Dangerous Playground Equipment in Summer

Posted in Uncategorized on July 18, 2018.

As summertime gets into full swing, many parents are taking their children out to enjoy the outdoors and get in some playtime. In addition to keeping an eye on the kids and preparing for the risks of dehydration in the heat, parents will also need to be aware of the dangers of playground equipment during the summer.

Playgrounds can present dangers to children at any time of year. Reckless playing and faulty equipment can lead to accidents that leave kids with injuries; however, those aren’t the only issues parents need to be aware of when watching their kids on playground equipment.

Playground equipment can heat up with temperatures heading into the triple digits. Everything from swings to slides absorb that heat and can end up dangerously hot, especially with the sun beating down on it all day. Some metal fixtures can reach temperatures as high as 150 degrees – and that’s even when recorded in the evening.

Such high temperatures are dangerous for anyone, but especially for children who have more sensitive skin. A child who touches a piece of hot playground equipment may receive dangerous burn injuries to the skin (even second-degree burns). These burns can be very painful for children and even can lead to blisters and the risk of infection.

How to Check Equipment Temperatures

Kids typically want to rush off onto the playground from the moment they arrive, but it’s important for parents first to check that playground equipment isn’t too hot. Here is a simple test parents can use: Hold the back of your hand against the equipment and see if you can tolerate the temperature for fie seconds. If you can’t, then the equipment is too hot for a child to use.

Parents also shouldn’t assume the equipment is OK because other kids are playing on it. What one child can handle may be dangerous for another. Parents should always check first and listen if their children say it’s too hot. Even in the cooler evening hours, heat will remain from the day, so parents should check then, as well.

Preventing Accidents

Hot temperatures don’t necessarily make playground equipment unusable. Home equipment can be cooled to a safe level by running water over it for a few minutes. Sitting on blankets is a good way to go down a slide and avoid burns.

Wearing appropriate clothing also helps reduce the risk of burns. Children should at least wear enough clothes to cover the major contact areas with equipment. Loose-fitting clothing is appropriate to both prevent burns from equipment and avoid overheating. Some children may want to play barefoot, but proper shoes are necessary to avoid burned feet from hot playground padding.

Burn Treatments

Most equipment burns will be first-degree, which are simple to treat with a little cool water and aloe. Some burns can reach second-degree, though, such as extensive slide injuries. Parents can recognize a second-degree burn by peeling of skin and possible blistering.

It is possible to treat a second-degree burn at home with proper disinfectants and bandaging; however, such burns run the risk of infections, which can be dangerous for children. If parents don’t feel confident in their treatment skills or start to notice swelling or pus around the burn, they should take their children to see a doctor.
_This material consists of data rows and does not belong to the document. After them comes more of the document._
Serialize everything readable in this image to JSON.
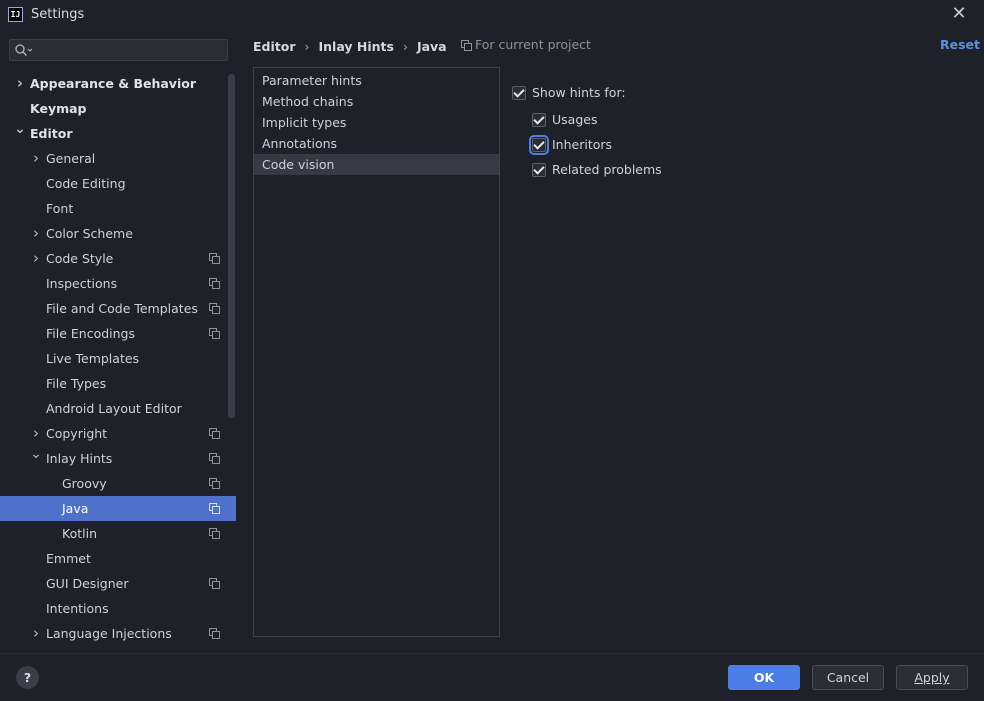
{
  "window": {
    "title": "Settings",
    "app_icon_text": "IJ"
  },
  "search": {
    "placeholder": ""
  },
  "tree": [
    {
      "label": "Appearance & Behavior",
      "level": 0,
      "bold": true,
      "expand": "collapsed",
      "copy": false,
      "selected": false
    },
    {
      "label": "Keymap",
      "level": 0,
      "bold": true,
      "expand": "none",
      "copy": false,
      "selected": false
    },
    {
      "label": "Editor",
      "level": 0,
      "bold": true,
      "expand": "expanded",
      "copy": false,
      "selected": false
    },
    {
      "label": "General",
      "level": 1,
      "bold": false,
      "expand": "collapsed",
      "copy": false,
      "selected": false
    },
    {
      "label": "Code Editing",
      "level": 1,
      "bold": false,
      "expand": "none",
      "copy": false,
      "selected": false
    },
    {
      "label": "Font",
      "level": 1,
      "bold": false,
      "expand": "none",
      "copy": false,
      "selected": false
    },
    {
      "label": "Color Scheme",
      "level": 1,
      "bold": false,
      "expand": "collapsed",
      "copy": false,
      "selected": false
    },
    {
      "label": "Code Style",
      "level": 1,
      "bold": false,
      "expand": "collapsed",
      "copy": true,
      "selected": false
    },
    {
      "label": "Inspections",
      "level": 1,
      "bold": false,
      "expand": "none",
      "copy": true,
      "selected": false
    },
    {
      "label": "File and Code Templates",
      "level": 1,
      "bold": false,
      "expand": "none",
      "copy": true,
      "selected": false
    },
    {
      "label": "File Encodings",
      "level": 1,
      "bold": false,
      "expand": "none",
      "copy": true,
      "selected": false
    },
    {
      "label": "Live Templates",
      "level": 1,
      "bold": false,
      "expand": "none",
      "copy": false,
      "selected": false
    },
    {
      "label": "File Types",
      "level": 1,
      "bold": false,
      "expand": "none",
      "copy": false,
      "selected": false
    },
    {
      "label": "Android Layout Editor",
      "level": 1,
      "bold": false,
      "expand": "none",
      "copy": false,
      "selected": false
    },
    {
      "label": "Copyright",
      "level": 1,
      "bold": false,
      "expand": "collapsed",
      "copy": true,
      "selected": false
    },
    {
      "label": "Inlay Hints",
      "level": 1,
      "bold": false,
      "expand": "expanded",
      "copy": true,
      "selected": false
    },
    {
      "label": "Groovy",
      "level": 2,
      "bold": false,
      "expand": "none",
      "copy": true,
      "selected": false
    },
    {
      "label": "Java",
      "level": 2,
      "bold": false,
      "expand": "none",
      "copy": true,
      "selected": true
    },
    {
      "label": "Kotlin",
      "level": 2,
      "bold": false,
      "expand": "none",
      "copy": true,
      "selected": false
    },
    {
      "label": "Emmet",
      "level": 1,
      "bold": false,
      "expand": "none",
      "copy": false,
      "selected": false
    },
    {
      "label": "GUI Designer",
      "level": 1,
      "bold": false,
      "expand": "none",
      "copy": true,
      "selected": false
    },
    {
      "label": "Intentions",
      "level": 1,
      "bold": false,
      "expand": "none",
      "copy": false,
      "selected": false
    },
    {
      "label": "Language Injections",
      "level": 1,
      "bold": false,
      "expand": "collapsed",
      "copy": true,
      "selected": false
    }
  ],
  "breadcrumb": {
    "items": [
      "Editor",
      "Inlay Hints",
      "Java"
    ],
    "sep": "›",
    "project_note": "For current project",
    "reset_label": "Reset"
  },
  "hint_list": {
    "items": [
      "Parameter hints",
      "Method chains",
      "Implicit types",
      "Annotations",
      "Code vision"
    ],
    "selected_index": 4
  },
  "options": {
    "show_hints": {
      "label": "Show hints for:",
      "checked": true
    },
    "children": [
      {
        "label": "Usages",
        "checked": true,
        "focused": false
      },
      {
        "label": "Inheritors",
        "checked": true,
        "focused": true
      },
      {
        "label": "Related problems",
        "checked": true,
        "focused": false
      }
    ]
  },
  "footer": {
    "help": "?",
    "ok": "OK",
    "cancel": "Cancel",
    "apply": "Apply"
  },
  "colors": {
    "background": "#1f2128",
    "selection": "#4f71c9",
    "accent": "#4b7ee8",
    "link": "#5a8fe6"
  }
}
Keeping an eye on playground equipment temperatures may not be the first thing on the minds of parents trying to keep their kids busy and happy this summer, but it is important. Making awareness and injury prevention part of your summer routine can ensure everyone has a fun, safe time on the playground.